Senate Republican Blocks Bill to Protect I.V.F. Treatment

Senate Republican Blocks Bill to Protect I.V.F. Treatment

On Wednesday, a Republican senator took action to stall the swift progression of a bill aimed at establishing federal safeguards for in vitro fertilization (I.V.F.) and other fertility treatments. This move follows a recent ruling by the Alabama Supreme Court, which decreed that frozen embryos should be legally recognized as children. Senator Cindy Hyde-Smith of Mississippi objected to the approval of the measure, effectively derailing its immediate prospects.

The proposed legislation seeks to enshrine a federal right to access assisted reproductive technology, ensuring both patients and providers are shielded from prosecution. Democrats, led by Senator Tammy Duckworth of Illinois, strategically attempted to advance the bill, exposing potential divisions within the Republican Party on the issue. Senator Hyde-Smith criticized the bill on the Senate floor, characterizing it as an overreach and asserting that it fails to address concerns adequately.

Democrats framed their push for the bill as a challenge to Republicans, particularly in light of their recent vocal support for I.V.F. in response to the Alabama ruling. However, many of these same Republicans have sponsored bills advocating for the declaration of life beginning at fertilization, a stance that could conflict with aspects of fertility treatments. Senator Duckworth, who herself underwent I.V.F. treatment, emphasized the urgency of the bill’s protections, particularly in light of the recent legal decision.

This episode underscores the delicate political balancing act Republicans face, exacerbated by the Alabama ruling and the broader implications of the Supreme Court’s decision to overturn Roe v. Wade. The looming threat to reproductive healthcare access has galvanized Democrats, who view the issue as a potent electoral wedge. Senate Majority Leader Chuck Schumer of New York condemned the Alabama ruling and warned of further restrictive decisions to come.

The aftermath of the Alabama ruling has already seen practical consequences, with several medical providers in the state halting I.V.F. treatments.

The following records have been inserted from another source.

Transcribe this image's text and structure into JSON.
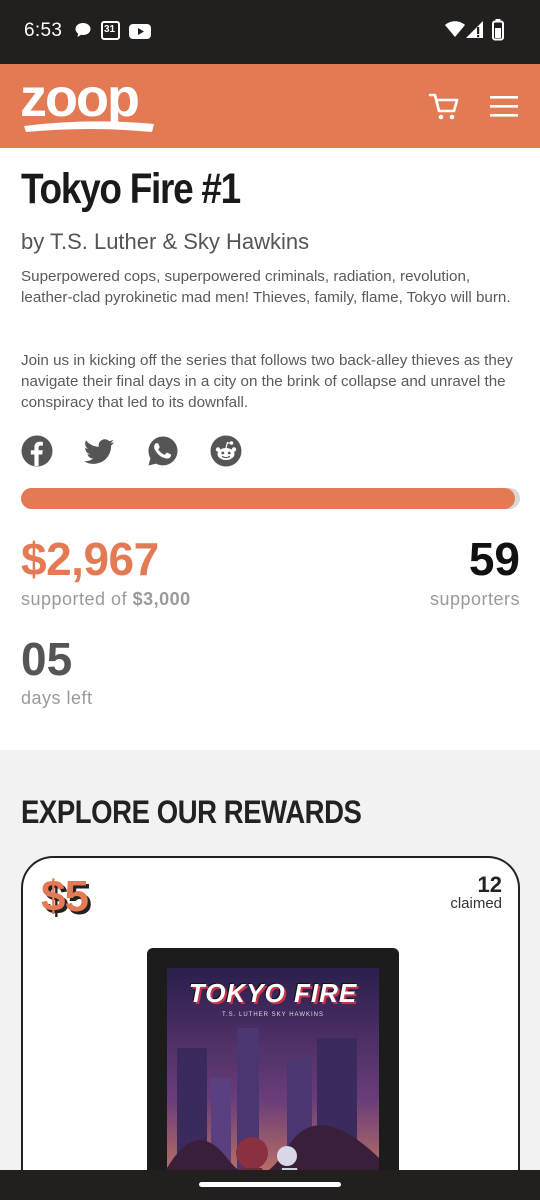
{
  "status_bar": {
    "time": "6:53",
    "calendar_day": "31"
  },
  "app": {
    "logo_text": "zoop",
    "brand_color": "#e47a53"
  },
  "campaign": {
    "title": "Tokyo Fire #1",
    "byline": "by T.S. Luther & Sky Hawkins",
    "description": [
      "Superpowered cops, superpowered criminals, radiation, revolution, leather-clad pyrokinetic mad men! Thieves, family, flame, Tokyo will burn.",
      "Join us in kicking off the series that follows two back-alley thieves as they navigate their final days in a city on the brink of collapse and unravel the conspiracy that led to its downfall."
    ],
    "share_icons": [
      "facebook-icon",
      "twitter-icon",
      "whatsapp-icon",
      "reddit-icon"
    ],
    "progress_fraction": 0.989,
    "raised": "$2,967",
    "supported_of_prefix": "supported of",
    "goal": "$3,000",
    "supporters_count": "59",
    "supporters_label": "supporters",
    "days_left": "05",
    "days_left_label": "days left"
  },
  "rewards": {
    "heading": "EXPLORE OUR REWARDS",
    "items": [
      {
        "price": "$5",
        "claimed_count": "12",
        "claimed_label": "claimed",
        "cover_title": "TOKYO FIRE",
        "cover_credits": "T.S. LUTHER   SKY HAWKINS"
      }
    ]
  }
}
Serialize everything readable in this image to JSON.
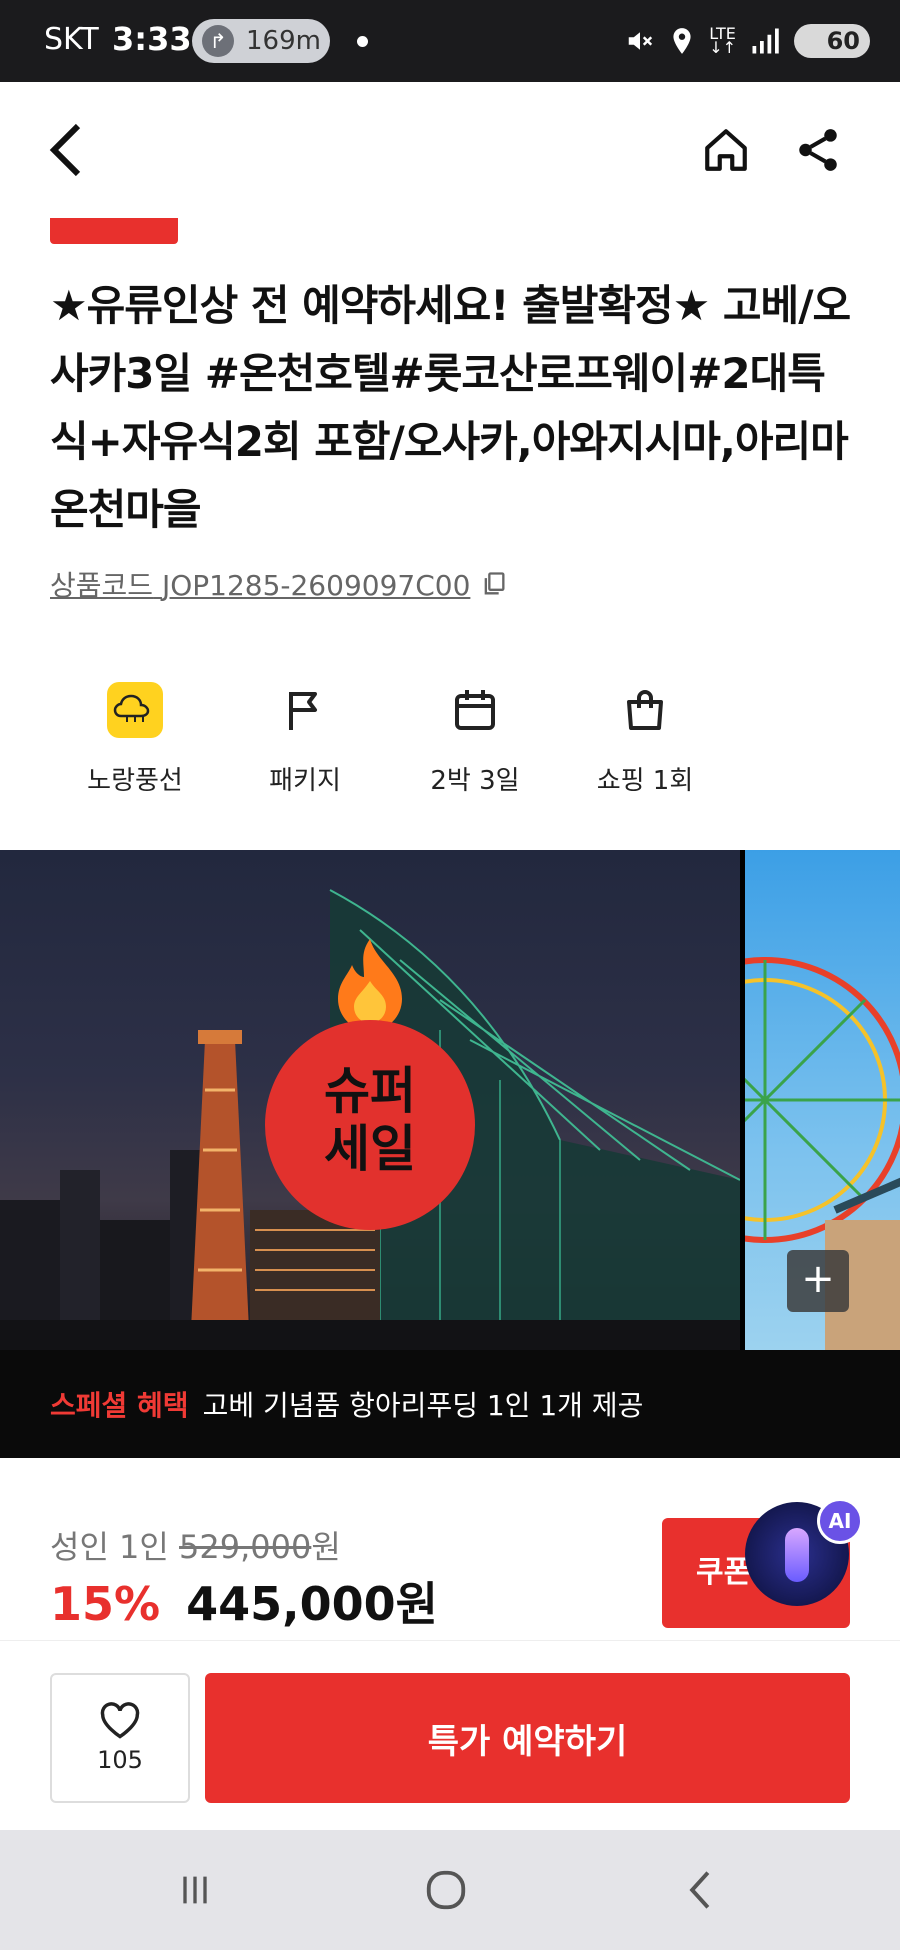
{
  "status_bar": {
    "carrier": "SKT",
    "time": "3:33",
    "nav_distance": "169m",
    "battery": "60",
    "network": "LTE"
  },
  "header": {
    "back_icon": "chevron-left-icon",
    "home_icon": "home-icon",
    "share_icon": "share-icon"
  },
  "product": {
    "title": "★유류인상 전 예약하세요! 출발확정★ 고베/오사카3일 #온천호텔#롯코산로프웨이#2대특식+자유식2회 포함/오사카,아와지시마,아리마온천마을",
    "code_label": "상품코드",
    "code": "JOP1285-2609097C00"
  },
  "features": [
    {
      "label": "노랑풍선",
      "icon": "balloon-logo-icon"
    },
    {
      "label": "패키지",
      "icon": "flag-icon"
    },
    {
      "label": "2박 3일",
      "icon": "calendar-icon"
    },
    {
      "label": "쇼핑 1회",
      "icon": "shopping-bag-icon"
    }
  ],
  "gallery": {
    "sale_line1": "슈퍼",
    "sale_line2": "세일",
    "plus": "+"
  },
  "benefit": {
    "label": "스페셜 혜택",
    "text": "고베 기념품 항아리푸딩 1인 1개 제공"
  },
  "price": {
    "per_label": "성인 1인",
    "original": "529,000",
    "unit": "원",
    "discount": "15%",
    "current": "445,000원",
    "coupon_label": "쿠폰",
    "ai_badge": "AI"
  },
  "cta": {
    "like_count": "105",
    "book_label": "특가 예약하기"
  }
}
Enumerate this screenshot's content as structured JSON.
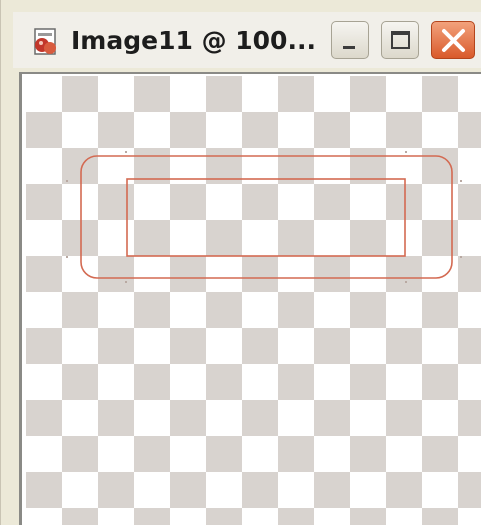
{
  "window": {
    "title": "Image11 @ 100...",
    "icon": "image-document-icon",
    "controls": [
      "minimize-icon",
      "maximize-icon",
      "close-icon"
    ]
  },
  "colors": {
    "shape_stroke": "#d36a52",
    "checker_dark": "#d8d3cf",
    "checker_light": "#ffffff",
    "close_button": "#d95a2b"
  },
  "canvas": {
    "background": "transparency-checkerboard",
    "shapes": [
      "outer-rounded-rectangle",
      "inner-rectangle"
    ]
  }
}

Senator Duckworth had previously attempted to pass a similar bill in 2022, encountering objections from Senator Hyde-Smith. Her intention to seek a roll-call vote underscores the determination of Democrats to advance the legislation.

While some Republicans expressed willingness to consider the bill, many argued that such matters should be left to state legislatures. They portrayed the Alabama ruling as an isolated incident and anticipated state-level action to protect I.V.F. Senator Mike Rounds of South Dakota emphasized the need for varied approaches at the state level before federal intervention.

However, past legislative efforts by Republicans, such as the Life at Conception Act, which received widespread Republican support, could complicate the issue. This act, if enacted, could severely restrict I.V.F. treatments by recognizing fertilized eggs as persons entitled to constitutional protections. The subsequent scramble by Republicans to distance themselves from potential repercussions underscores the complex dynamics at play.

In the House, Representative Nancy Mace of South Carolina introduced a nonbinding resolution in support of I.V.F. access, though it lacks substantive protections. Democrats vowed to hold Republicans accountable on the issue, highlighting the inconsistency between supporting I.V.F. while advocating for fetal personhood laws. The political ramifications of Republicans’ stance on reproductive rights remain a focal point, with Democrats poised to capitalize on perceived vulnerabilities in the upcoming elections.